Wittmann Battenfeld offers one-stop shopping, since the company makes injection presses, robots and a range of auxiliary equipment. On big greenfield plants, Morneault said, the company can start quoting just the molding machines, then end up quoting the entire project, and act as the “general contractor” for all plastics processing equipment.
Medical, packaging and appliances also represent solid markets, he said.
And Morneault said 2015 looks like it will be a record year for both injection presses and robots Wittmann Battenfeld makes in Connecticut. The backlog is strong going into 2016, and quoting activity is up, he said.
Bob Columbus said JSW Machinery Inc. has had a “very good” year. Automotive accounted for about half of the sales at the company in Lake Zurich, Ill.
And Columbus said the overall injection press industry “had three strong years” but said next year might level off. “We think that it's still going to be good,” he said. “We're looking to be aggressive in the marketplace and looking at gaining market share. We're hiring more sales people, and we think for good reason.”
Mark Sankovitch, president of Engel Machinery Inc. in York, Pa., said it makes sense for capital equipment to even out after the steep growth to rebuild after an economic recession. Another reason: the requirement for large-tonnage presses has been largely satisfied. So the overall industry is coming out of 2015 as an OK year for unit growth, but dollar volume is going to be flat, he said.

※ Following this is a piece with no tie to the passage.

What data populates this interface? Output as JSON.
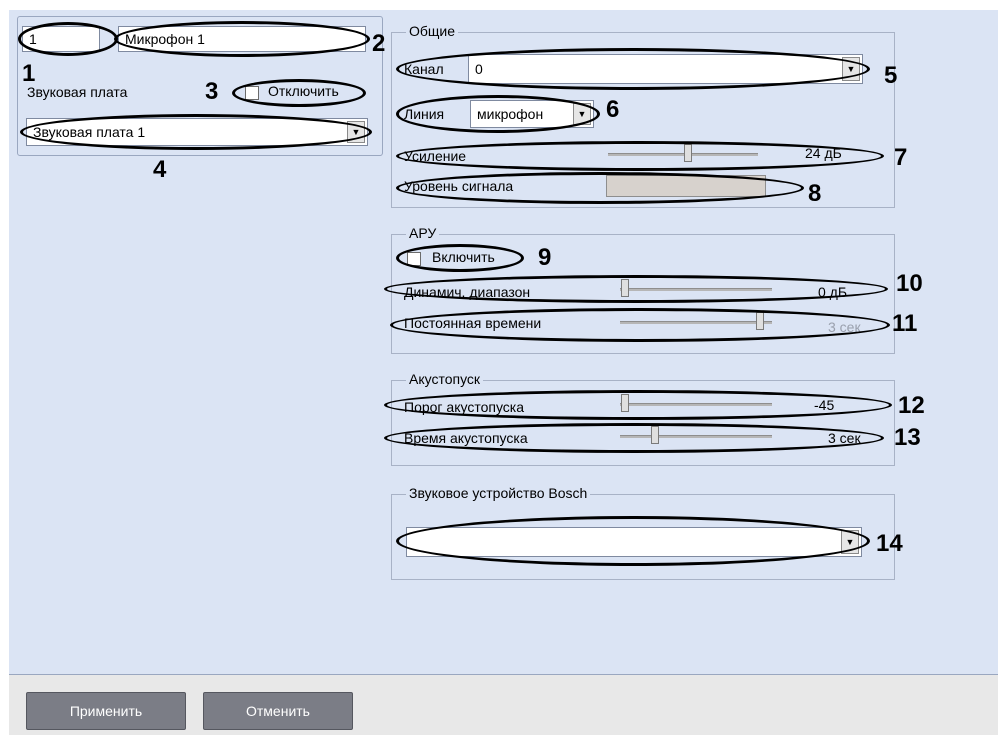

Large-tonnage press sales may slow
Even so, as molders win new large-part business in automotive and other markets, they will still need new big machines, he said. And Sankovitch said about 70 percent of injection press sales is going into new production capacity, with the rest as replacement machines.
Engel, “is having a very good year,” he said. “Growth year-over-year has been right to plan. And we had a very aggressive plan, so we're very happy with this year, and we're projecting growth for next year.” Medical and packaging have remained strong.
Russ LaBelle, president of Wilmington Machinery Inc., said international customers account for about half of the company's business of machinery designed to make plastic pallets, collapsible boxes and other big products. Entrepreneurial startups tend to buy the company's equipment, but that segment was not expanding that much in 2015, he said.
LaBelle is fairly optimistic about 2016 for his company in Wilmington, N.C. “Do I think it will be a banner year? No, but I think we'll do better than we did this year,” he said.
Reshoring “will continue to add a little wind at our sails,” said Shawn Reilley, Milacron Holdings Corp.'s vice president and general manager of injection presses. “Reshoring is real, and it's happening with many of our customers, both in the U.S. and in Mexico,” he said.
With what Reilley said is an average age of injection press of about 15 years in the United States, the machinery sector has a good story to tell about how new machines take cost and energy consumption out of molding.
For Milacron, 2015 marked a huge business news year, Milacron made an initial public offering in the New York Stock Exchange, got a big tax credit from Ohio, moved its headquarters to the Cincinnati suburb of Blue Ash, Ohio, and bought screw and barrel firm Canterbury Engineering and Genca, the maker of crosshead dies, beefing up the company's extrusion component and tooling areas.
John Martich said Sumitomo (SHI) Demag Plastics Machinery is targeting automotive and packaging in North America. He is vice president and chief operating officer of the company's U.S. operations, with facilities in Strongsville, Ohio, and Norcross, Ga.
Martich said even if U.S. car and light truck sales do level off next year, automotive will continue adding more plastics to reduce weight, and that means investing in new molding technology and part design that integrates parts, molds in two colors or components and invests in higher-level family molds.
Reshoring in unexpected markets